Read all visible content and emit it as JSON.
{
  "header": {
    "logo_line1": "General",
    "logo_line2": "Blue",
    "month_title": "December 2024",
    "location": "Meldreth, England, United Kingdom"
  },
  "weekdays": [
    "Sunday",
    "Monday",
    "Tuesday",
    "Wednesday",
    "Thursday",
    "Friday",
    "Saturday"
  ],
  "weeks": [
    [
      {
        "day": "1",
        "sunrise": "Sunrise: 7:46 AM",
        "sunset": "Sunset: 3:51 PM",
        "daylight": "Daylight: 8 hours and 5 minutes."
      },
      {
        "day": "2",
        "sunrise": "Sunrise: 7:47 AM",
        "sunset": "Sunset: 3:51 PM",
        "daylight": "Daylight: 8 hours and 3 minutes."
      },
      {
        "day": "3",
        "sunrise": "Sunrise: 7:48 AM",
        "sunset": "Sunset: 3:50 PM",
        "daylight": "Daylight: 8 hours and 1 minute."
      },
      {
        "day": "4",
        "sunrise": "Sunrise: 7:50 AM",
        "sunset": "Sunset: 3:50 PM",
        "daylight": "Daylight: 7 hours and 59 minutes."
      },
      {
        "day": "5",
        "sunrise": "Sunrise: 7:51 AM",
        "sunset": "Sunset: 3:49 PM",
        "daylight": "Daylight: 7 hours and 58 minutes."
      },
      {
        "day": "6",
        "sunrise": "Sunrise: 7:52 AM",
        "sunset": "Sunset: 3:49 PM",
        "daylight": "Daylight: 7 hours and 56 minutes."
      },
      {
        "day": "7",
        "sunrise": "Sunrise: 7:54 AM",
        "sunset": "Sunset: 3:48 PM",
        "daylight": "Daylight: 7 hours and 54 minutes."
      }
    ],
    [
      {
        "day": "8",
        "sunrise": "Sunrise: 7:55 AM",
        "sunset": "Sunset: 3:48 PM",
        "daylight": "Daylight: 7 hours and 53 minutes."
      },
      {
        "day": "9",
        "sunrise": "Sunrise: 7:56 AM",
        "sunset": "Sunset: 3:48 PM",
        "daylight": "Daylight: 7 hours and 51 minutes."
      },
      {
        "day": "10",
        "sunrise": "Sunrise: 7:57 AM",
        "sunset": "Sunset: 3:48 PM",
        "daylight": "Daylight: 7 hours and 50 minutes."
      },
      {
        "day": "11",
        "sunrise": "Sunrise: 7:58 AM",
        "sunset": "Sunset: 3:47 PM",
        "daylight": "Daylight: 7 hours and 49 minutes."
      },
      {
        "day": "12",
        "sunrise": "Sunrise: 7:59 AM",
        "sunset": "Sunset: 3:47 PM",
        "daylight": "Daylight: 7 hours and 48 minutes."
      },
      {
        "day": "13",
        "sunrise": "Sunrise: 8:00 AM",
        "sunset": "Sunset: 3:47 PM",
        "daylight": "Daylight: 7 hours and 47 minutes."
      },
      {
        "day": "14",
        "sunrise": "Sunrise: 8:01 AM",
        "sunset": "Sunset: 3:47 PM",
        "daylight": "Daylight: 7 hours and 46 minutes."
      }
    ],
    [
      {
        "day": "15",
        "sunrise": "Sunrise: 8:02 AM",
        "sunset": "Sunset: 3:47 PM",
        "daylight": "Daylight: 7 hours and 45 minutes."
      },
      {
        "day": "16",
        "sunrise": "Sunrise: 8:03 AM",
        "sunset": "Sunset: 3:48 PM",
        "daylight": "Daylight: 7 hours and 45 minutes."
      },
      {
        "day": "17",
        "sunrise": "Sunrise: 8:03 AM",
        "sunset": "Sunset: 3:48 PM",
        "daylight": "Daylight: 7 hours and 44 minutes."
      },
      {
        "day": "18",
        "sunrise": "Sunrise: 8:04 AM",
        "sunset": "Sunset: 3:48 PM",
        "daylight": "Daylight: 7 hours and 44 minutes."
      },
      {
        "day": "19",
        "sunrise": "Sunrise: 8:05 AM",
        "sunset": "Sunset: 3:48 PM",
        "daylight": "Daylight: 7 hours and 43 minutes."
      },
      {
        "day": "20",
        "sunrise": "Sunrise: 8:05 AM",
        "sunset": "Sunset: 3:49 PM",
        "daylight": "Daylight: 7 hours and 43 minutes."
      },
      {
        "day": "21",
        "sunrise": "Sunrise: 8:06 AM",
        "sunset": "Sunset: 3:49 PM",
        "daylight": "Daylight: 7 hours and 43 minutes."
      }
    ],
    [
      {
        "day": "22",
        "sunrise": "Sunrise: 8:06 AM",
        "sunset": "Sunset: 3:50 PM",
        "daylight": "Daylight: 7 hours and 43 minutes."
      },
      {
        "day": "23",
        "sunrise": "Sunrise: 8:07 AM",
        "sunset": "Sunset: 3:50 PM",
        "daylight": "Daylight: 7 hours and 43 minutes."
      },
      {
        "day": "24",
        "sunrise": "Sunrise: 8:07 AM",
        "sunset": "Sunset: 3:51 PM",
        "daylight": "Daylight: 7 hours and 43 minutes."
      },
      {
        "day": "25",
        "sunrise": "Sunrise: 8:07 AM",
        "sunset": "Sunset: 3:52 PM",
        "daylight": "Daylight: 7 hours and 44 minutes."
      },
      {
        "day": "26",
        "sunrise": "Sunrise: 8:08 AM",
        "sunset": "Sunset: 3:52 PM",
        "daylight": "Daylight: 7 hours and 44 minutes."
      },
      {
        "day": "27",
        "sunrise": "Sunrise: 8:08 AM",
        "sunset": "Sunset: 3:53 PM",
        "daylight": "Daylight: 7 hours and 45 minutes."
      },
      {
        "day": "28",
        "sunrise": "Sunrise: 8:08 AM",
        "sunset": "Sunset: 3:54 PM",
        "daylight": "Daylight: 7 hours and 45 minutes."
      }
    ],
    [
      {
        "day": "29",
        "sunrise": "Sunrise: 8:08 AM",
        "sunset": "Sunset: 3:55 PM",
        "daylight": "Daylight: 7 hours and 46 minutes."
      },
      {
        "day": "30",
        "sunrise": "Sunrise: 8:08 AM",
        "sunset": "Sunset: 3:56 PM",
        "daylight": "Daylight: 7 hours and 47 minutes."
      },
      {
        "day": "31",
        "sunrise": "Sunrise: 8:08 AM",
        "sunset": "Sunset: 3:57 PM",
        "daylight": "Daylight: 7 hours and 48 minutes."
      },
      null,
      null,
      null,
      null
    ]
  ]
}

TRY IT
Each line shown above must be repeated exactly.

RESULT FOR THIS TASK
Read all visible content and emit it as JSON.
{
  "header": {
    "logo_line1": "General",
    "logo_line2": "Blue",
    "month_title": "December 2024",
    "location": "Meldreth, England, United Kingdom"
  },
  "weekdays": [
    "Sunday",
    "Monday",
    "Tuesday",
    "Wednesday",
    "Thursday",
    "Friday",
    "Saturday"
  ],
  "weeks": [
    [
      {
        "day": "1",
        "sunrise": "Sunrise: 7:46 AM",
        "sunset": "Sunset: 3:51 PM",
        "daylight": "Daylight: 8 hours and 5 minutes."
      },
      {
        "day": "2",
        "sunrise": "Sunrise: 7:47 AM",
        "sunset": "Sunset: 3:51 PM",
        "daylight": "Daylight: 8 hours and 3 minutes."
      },
      {
        "day": "3",
        "sunrise": "Sunrise: 7:48 AM",
        "sunset": "Sunset: 3:50 PM",
        "daylight": "Daylight: 8 hours and 1 minute."
      },
      {
        "day": "4",
        "sunrise": "Sunrise: 7:50 AM",
        "sunset": "Sunset: 3:50 PM",
        "daylight": "Daylight: 7 hours and 59 minutes."
      },
      {
        "day": "5",
        "sunrise": "Sunrise: 7:51 AM",
        "sunset": "Sunset: 3:49 PM",
        "daylight": "Daylight: 7 hours and 58 minutes."
      },
      {
        "day": "6",
        "sunrise": "Sunrise: 7:52 AM",
        "sunset": "Sunset: 3:49 PM",
        "daylight": "Daylight: 7 hours and 56 minutes."
      },
      {
        "day": "7",
        "sunrise": "Sunrise: 7:54 AM",
        "sunset": "Sunset: 3:48 PM",
        "daylight": "Daylight: 7 hours and 54 minutes."
      }
    ],
    [
      {
        "day": "8",
        "sunrise": "Sunrise: 7:55 AM",
        "sunset": "Sunset: 3:48 PM",
        "daylight": "Daylight: 7 hours and 53 minutes."
      },
      {
        "day": "9",
        "sunrise": "Sunrise: 7:56 AM",
        "sunset": "Sunset: 3:48 PM",
        "daylight": "Daylight: 7 hours and 51 minutes."
      },
      {
        "day": "10",
        "sunrise": "Sunrise: 7:57 AM",
        "sunset": "Sunset: 3:48 PM",
        "daylight": "Daylight: 7 hours and 50 minutes."
      },
      {
        "day": "11",
        "sunrise": "Sunrise: 7:58 AM",
        "sunset": "Sunset: 3:47 PM",
        "daylight": "Daylight: 7 hours and 49 minutes."
      },
      {
        "day": "12",
        "sunrise": "Sunrise: 7:59 AM",
        "sunset": "Sunset: 3:47 PM",
        "daylight": "Daylight: 7 hours and 48 minutes."
      },
      {
        "day": "13",
        "sunrise": "Sunrise: 8:00 AM",
        "sunset": "Sunset: 3:47 PM",
        "daylight": "Daylight: 7 hours and 47 minutes."
      },
      {
        "day": "14",
        "sunrise": "Sunrise: 8:01 AM",
        "sunset": "Sunset: 3:47 PM",
        "daylight": "Daylight: 7 hours and 46 minutes."
      }
    ],
    [
      {
        "day": "15",
        "sunrise": "Sunrise: 8:02 AM",
        "sunset": "Sunset: 3:47 PM",
        "daylight": "Daylight: 7 hours and 45 minutes."
      },
      {
        "day": "16",
        "sunrise": "Sunrise: 8:03 AM",
        "sunset": "Sunset: 3:48 PM",
        "daylight": "Daylight: 7 hours and 45 minutes."
      },
      {
        "day": "17",
        "sunrise": "Sunrise: 8:03 AM",
        "sunset": "Sunset: 3:48 PM",
        "daylight": "Daylight: 7 hours and 44 minutes."
      },
      {
        "day": "18",
        "sunrise": "Sunrise: 8:04 AM",
        "sunset": "Sunset: 3:48 PM",
        "daylight": "Daylight: 7 hours and 44 minutes."
      },
      {
        "day": "19",
        "sunrise": "Sunrise: 8:05 AM",
        "sunset": "Sunset: 3:48 PM",
        "daylight": "Daylight: 7 hours and 43 minutes."
      },
      {
        "day": "20",
        "sunrise": "Sunrise: 8:05 AM",
        "sunset": "Sunset: 3:49 PM",
        "daylight": "Daylight: 7 hours and 43 minutes."
      },
      {
        "day": "21",
        "sunrise": "Sunrise: 8:06 AM",
        "sunset": "Sunset: 3:49 PM",
        "daylight": "Daylight: 7 hours and 43 minutes."
      }
    ],
    [
      {
        "day": "22",
        "sunrise": "Sunrise: 8:06 AM",
        "sunset": "Sunset: 3:50 PM",
        "daylight": "Daylight: 7 hours and 43 minutes."
      },
      {
        "day": "23",
        "sunrise": "Sunrise: 8:07 AM",
        "sunset": "Sunset: 3:50 PM",
        "daylight": "Daylight: 7 hours and 43 minutes."
      },
      {
        "day": "24",
        "sunrise": "Sunrise: 8:07 AM",
        "sunset": "Sunset: 3:51 PM",
        "daylight": "Daylight: 7 hours and 43 minutes."
      },
      {
        "day": "25",
        "sunrise": "Sunrise: 8:07 AM",
        "sunset": "Sunset: 3:52 PM",
        "daylight": "Daylight: 7 hours and 44 minutes."
      },
      {
        "day": "26",
        "sunrise": "Sunrise: 8:08 AM",
        "sunset": "Sunset: 3:52 PM",
        "daylight": "Daylight: 7 hours and 44 minutes."
      },
      {
        "day": "27",
        "sunrise": "Sunrise: 8:08 AM",
        "sunset": "Sunset: 3:53 PM",
        "daylight": "Daylight: 7 hours and 45 minutes."
      },
      {
        "day": "28",
        "sunrise": "Sunrise: 8:08 AM",
        "sunset": "Sunset: 3:54 PM",
        "daylight": "Daylight: 7 hours and 45 minutes."
      }
    ],
    [
      {
        "day": "29",
        "sunrise": "Sunrise: 8:08 AM",
        "sunset": "Sunset: 3:55 PM",
        "daylight": "Daylight: 7 hours and 46 minutes."
      },
      {
        "day": "30",
        "sunrise": "Sunrise: 8:08 AM",
        "sunset": "Sunset: 3:56 PM",
        "daylight": "Daylight: 7 hours and 47 minutes."
      },
      {
        "day": "31",
        "sunrise": "Sunrise: 8:08 AM",
        "sunset": "Sunset: 3:57 PM",
        "daylight": "Daylight: 7 hours and 48 minutes."
      },
      null,
      null,
      null,
      null
    ]
  ]
}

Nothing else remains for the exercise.